Customer Service Should Be At Customer’s Convenience and Company’s Cost, Not the Other Way Around

The challenge when it comes to service and service recovery – internal or external, personal or professional – is in the answer to this question: When you've done, would you rather have people say, “That was nice.” Egypt “That was WOW!”? When service and recovery efforts are delivered at the customer's convenience and the company's…

The challenge when it comes to service and service recovery – internal or external, personal or professional – is in the answer to this question: When you've done, would you rather have people say, “That was nice.” Egypt “That was WOW!”?

When service and recovery efforts are delivered at the customer's convenience and the company's cost (if any), it's often a “WOW!” But when they're not done that way, it may (or may not) be “nice” when you're finished, but it's definitely not “WOW!”

Here's an easy formula for delivering the WOW, whether at time of initial service delivery or during service recovery after something's gone wrong:

W = Your Word.
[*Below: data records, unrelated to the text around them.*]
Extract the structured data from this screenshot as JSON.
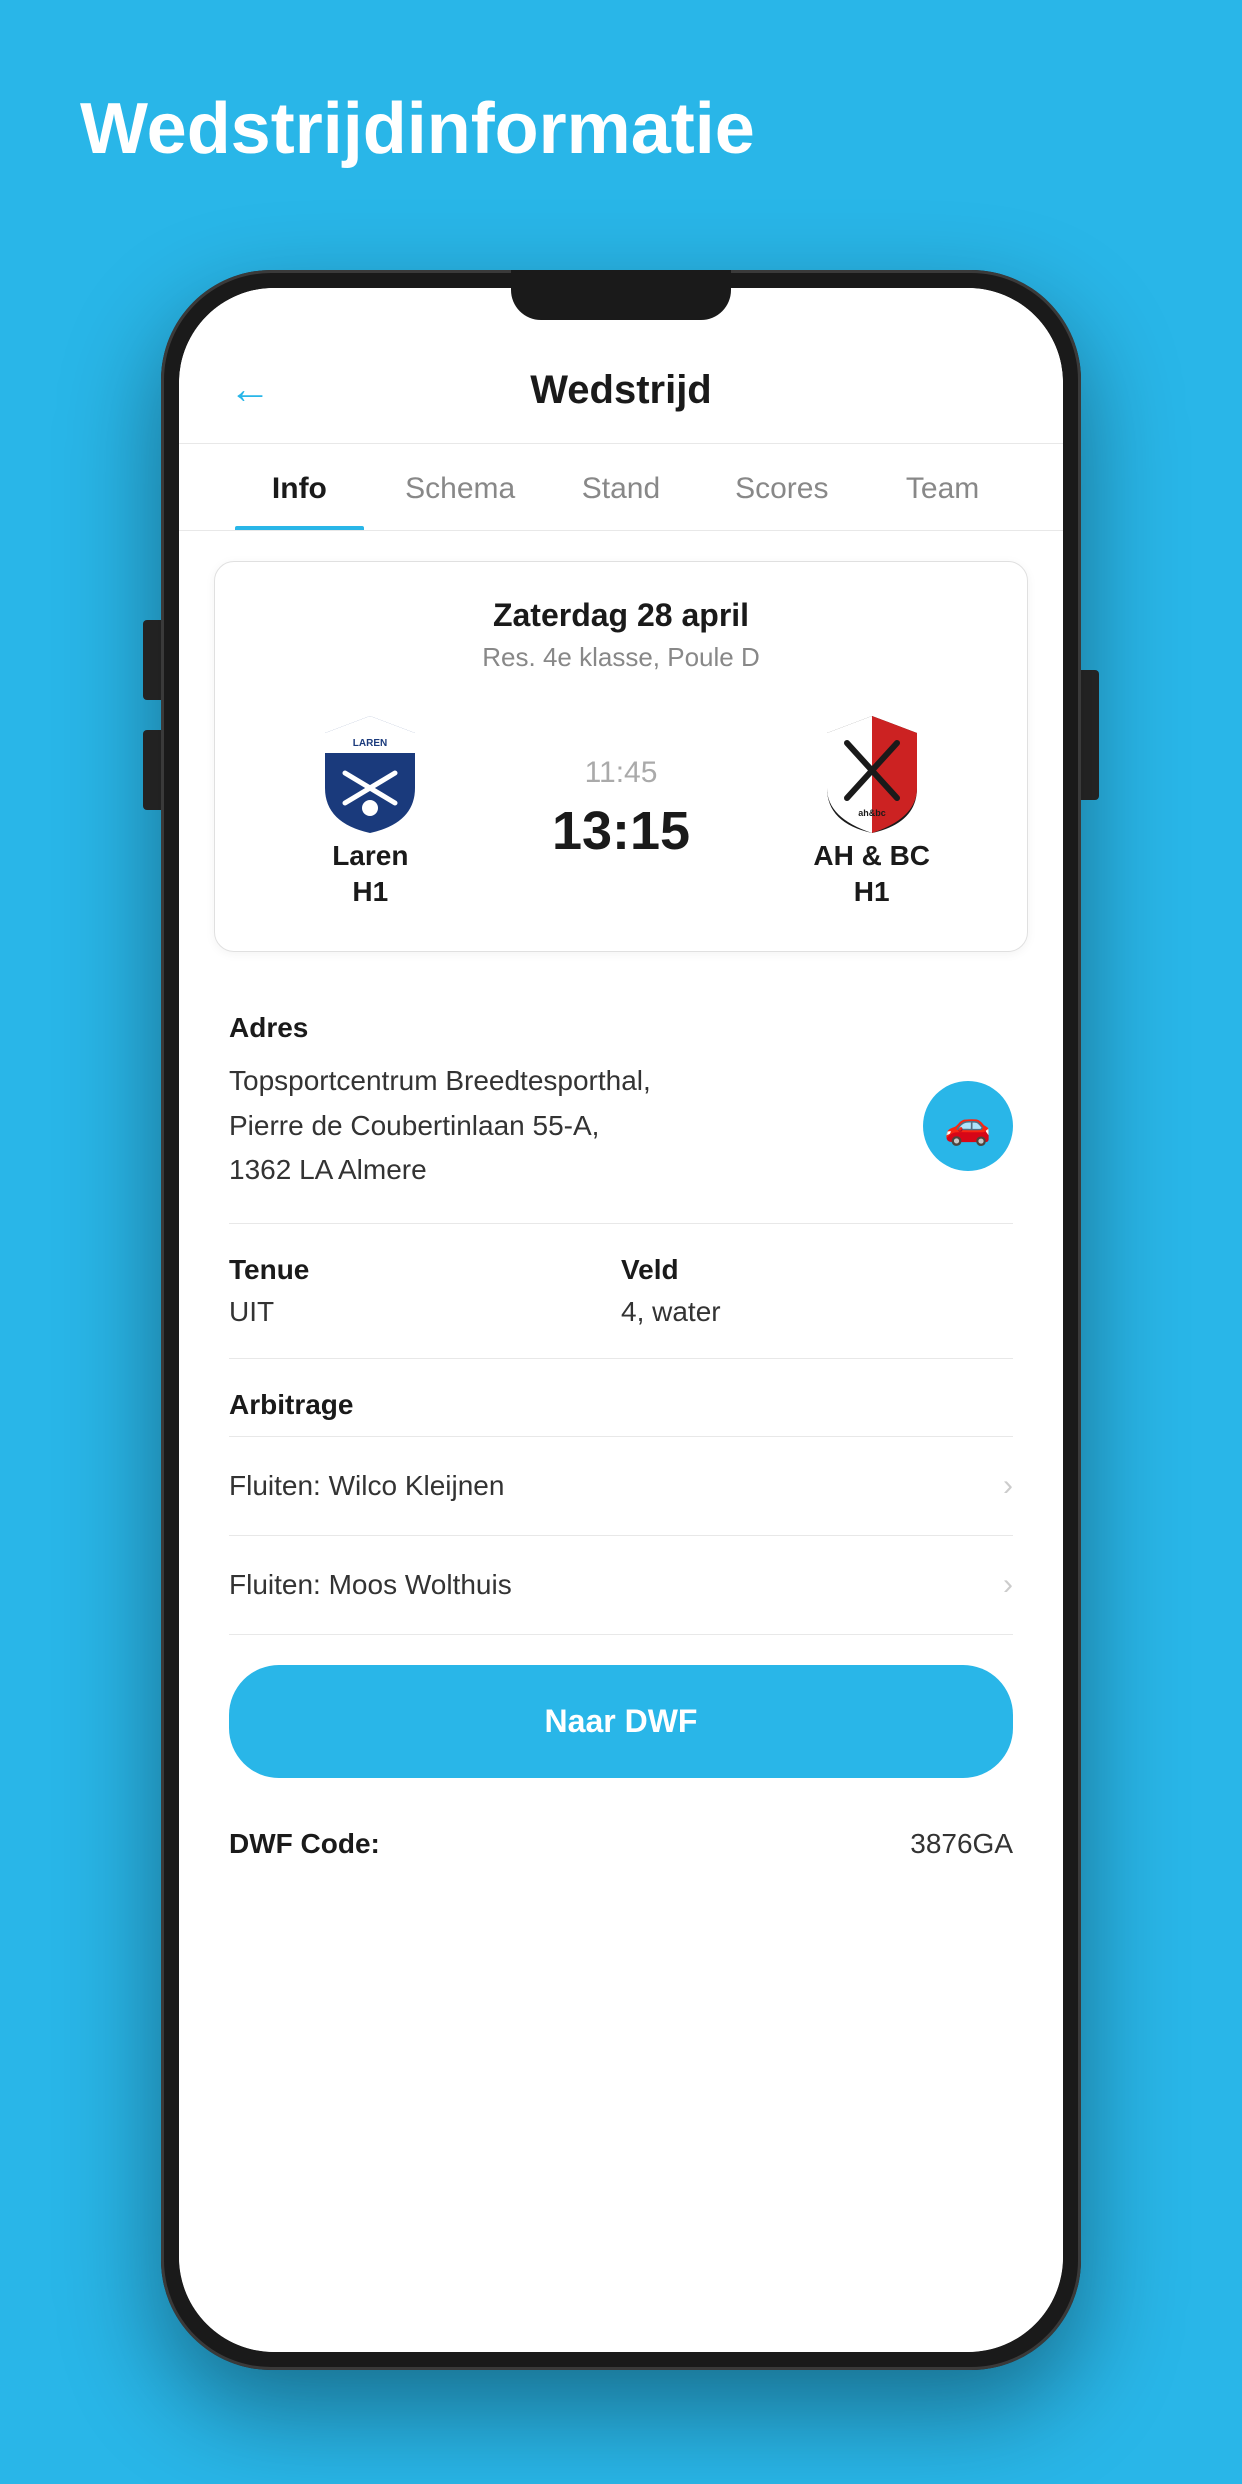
{
  "page": {
    "background_title": "Wedstrijdinformatie",
    "header": {
      "back_label": "←",
      "title": "Wedstrijd"
    },
    "tabs": [
      {
        "id": "info",
        "label": "Info",
        "active": true
      },
      {
        "id": "schema",
        "label": "Schema",
        "active": false
      },
      {
        "id": "stand",
        "label": "Stand",
        "active": false
      },
      {
        "id": "scores",
        "label": "Scores",
        "active": false
      },
      {
        "id": "team",
        "label": "Team",
        "active": false
      }
    ],
    "match": {
      "date": "Zaterdag 28 april",
      "competition": "Res. 4e klasse, Poule D",
      "home_team": {
        "name": "Laren",
        "sub": "H1"
      },
      "away_team": {
        "name": "AH & BC",
        "sub": "H1"
      },
      "time": "11:45",
      "score": "13:15"
    },
    "address": {
      "label": "Adres",
      "value": "Topsportcentrum Breedtesporthal,\nPierre de Coubertinlaan 55-A,\n1362 LA Almere"
    },
    "tenue": {
      "label": "Tenue",
      "value": "UIT"
    },
    "veld": {
      "label": "Veld",
      "value": "4, water"
    },
    "arbitrage": {
      "label": "Arbitrage",
      "items": [
        {
          "text": "Fluiten: Wilco Kleijnen"
        },
        {
          "text": "Fluiten: Moos Wolthuis"
        }
      ]
    },
    "naar_dwf": {
      "label": "Naar DWF"
    },
    "dwf_code": {
      "label": "DWF Code:",
      "value": "3876GA"
    }
  },
  "colors": {
    "accent": "#29b6e8",
    "text_dark": "#1a1a1a",
    "text_gray": "#888888",
    "divider": "#e8e8e8"
  }
}
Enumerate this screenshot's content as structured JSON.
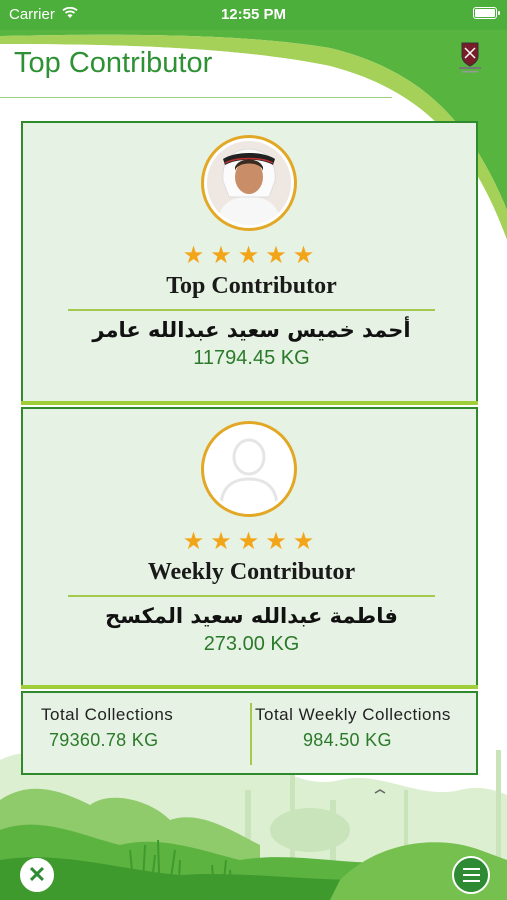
{
  "status_bar": {
    "carrier": "Carrier",
    "time": "12:55 PM"
  },
  "header": {
    "title": "Top Contributor"
  },
  "top_card": {
    "stars": "★★★★★",
    "title": "Top Contributor",
    "name": "أحمد خميس سعيد عبدالله عامر",
    "value": "11794.45 KG"
  },
  "weekly_card": {
    "stars": "★★★★★",
    "title": "Weekly Contributor",
    "name": "فاطمة عبدالله سعيد المكسح",
    "value": "273.00 KG"
  },
  "totals": {
    "total_label": "Total Collections",
    "total_value": "79360.78 KG",
    "weekly_label": "Total Weekly Collections",
    "weekly_value": "984.50 KG"
  },
  "buttons": {
    "close": "✕"
  },
  "colors": {
    "brand_green": "#2e9234",
    "accent_lime": "#9fce39",
    "star": "#f3a51a"
  }
}
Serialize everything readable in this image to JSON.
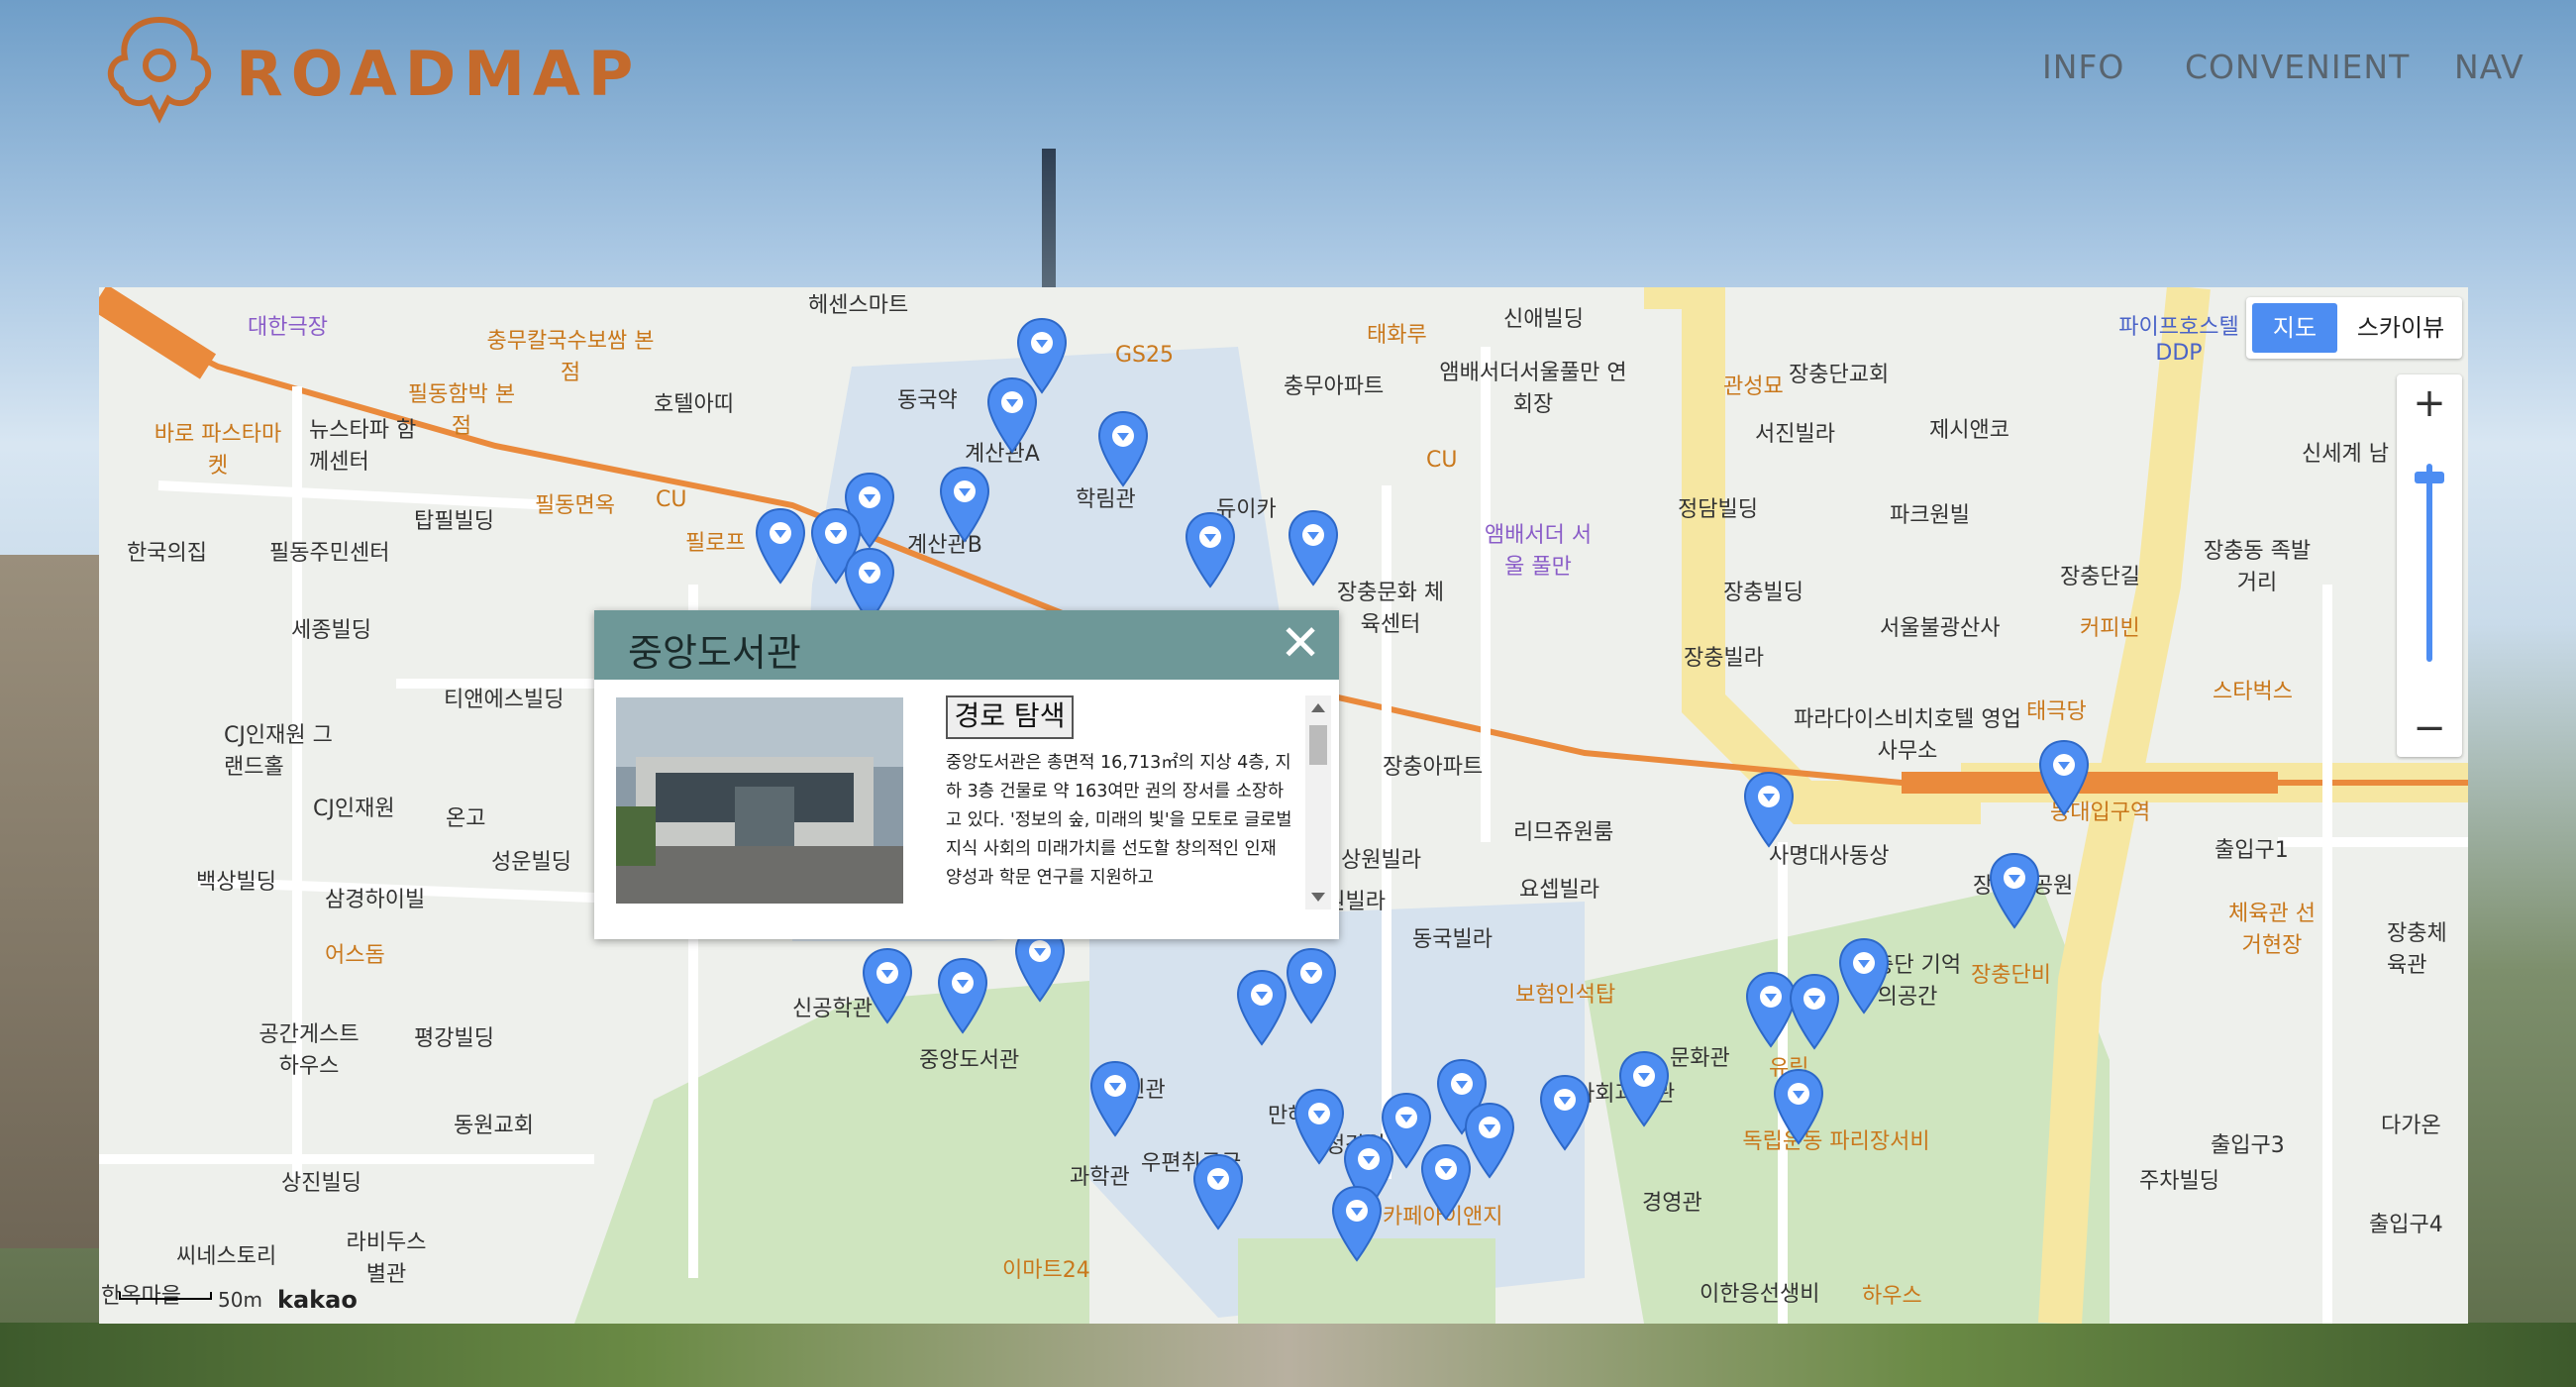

Stand by it. I do not care if someone promised something they should not have. If you can do it anyway, do it! If not, ask the customer what you can do to make it up to them. If you can not do that, at least offer them something of value. Do not blame the customer; do not assume they misunderstood; do not trash the employee; do not make excuses. Just stand by your word and make it right.

I bought flooring and countertops at Home Depot one time. One item was offered on a “No-Interest Financing for 6 months” plan; the other offered a plan that deferred interest for an entire year. When I went to check out, a clerk asked if I'd like both items on the one-year plan. I showed him the flyer that clearly did not offer both on that plan, but he said he'd worked there for a long time and knew that if I bought one on that plan, the other could be included, too. I asked him to put that in writing (I've been burned before, not there, but at other companies). He was surprised, but agreed to write it down and sign it. I went on my way, singing a merry tune about my surprise “gift.”

Flash forward a week or two. Home Depot called to inform me that a mistake had been made and I needed to move some items to the 6-month plan. Surprise, the clerk had been wrong. However, after I told them what the clerk said and they informed me that “I must have misunderstood” (my all-time favorite pet peeve from customer service reps), I told them I had it in writing.

Dead silence … followed by a request to show them the paper on which it was written. To their credit, they stand by their employee's promise and honored it. WOW!

O = Ownership. Take ownership of your knowledge and skills. Keep learning, growing and improving. Never assum! Check it out if even the tiniest scintilla of doubt exists. (By the way, having a flyer that contradicts your understanding of a program should create at least a scintilla of doubt in your mind!) Ask questions anyway, because here's the rub:

When something goes wrong, the customer is already inconvenienced. What they really want is for the company to correct the situation at their convenience and the company's cost. But what often happens is that the situation is always corrected … at the company's convenience and the customer's cost! The customer must invest time and effort, multiple times, trying to correct the situation. They often have to pay real money for restocking fees, cancellation fees, or just put up with the wrong product because company policy says they can not return or cancel the item without a penalty.

Do not get me wrong. Obviously there are times when customers do misunderstand things or simply want to get away with something. That's human nature – we all know it. But at least avoid punishing honest customers who become victims of an employee's lack of knowledge by asking them to pay for the employee's mistake.

W = What-if scenarios. Do them! Proactive thinking can help you create WOWs if you just take a few moments to analyze the system or process, think it all the way through and see if it will play out as you expect it will.

As I was checking out of a store recently, after I'd paid for my items, the clerk stapled a coupon to my receipt. The coupon said, “Get two free greeting cards TODAY with any purchase!” But I had just completed my purchase and was ready to leave. I had no time (or inclining) to go back at that point and pick out two cards, then come back and stand in line again in order to get them free. While the coupon was good until the end of the month, which as only about a week away at that point, that meant I would have to go back in the next week – and buy something else – in order to get my two free cards.

Granted, it's nice that they offered the coupon at all, but here's where the experience could have been better than nice – it could have been a WOW! The clerk could have told me about the coupon before ring up my purchase, to allow me to use the coupons on that trip before checking out. Better yet, a rack with a big sign could have told customers at the front entrance that they could get two free cards with their purchase today, allowing them to do it all in one sweep of the store.

So, the next time you really want to WOW your customers, analyze your proposed actions for the WOW factor: Will I keep my WORD? Am I taking OWNERSHIP for the success of myself, my customer, and my company? And am I doing WHAT-IF scenarios up front to ensure that every nuance is considered?

Start with one process, experience, or action. Analyze it, visualize it, walk through every step to be sure that when you put it into action it will really be the WOW you think it is.

Remember that your service efforts can be nice … but “nice” will not get you hired, re-rented, or referred through incredible word-of-mouth advertising. “WOW” will. Anyone can create easy and NICE actions. The challenge is that it takes more dedication and work to make the difference that creates a WOW.

Are you up to the challenge?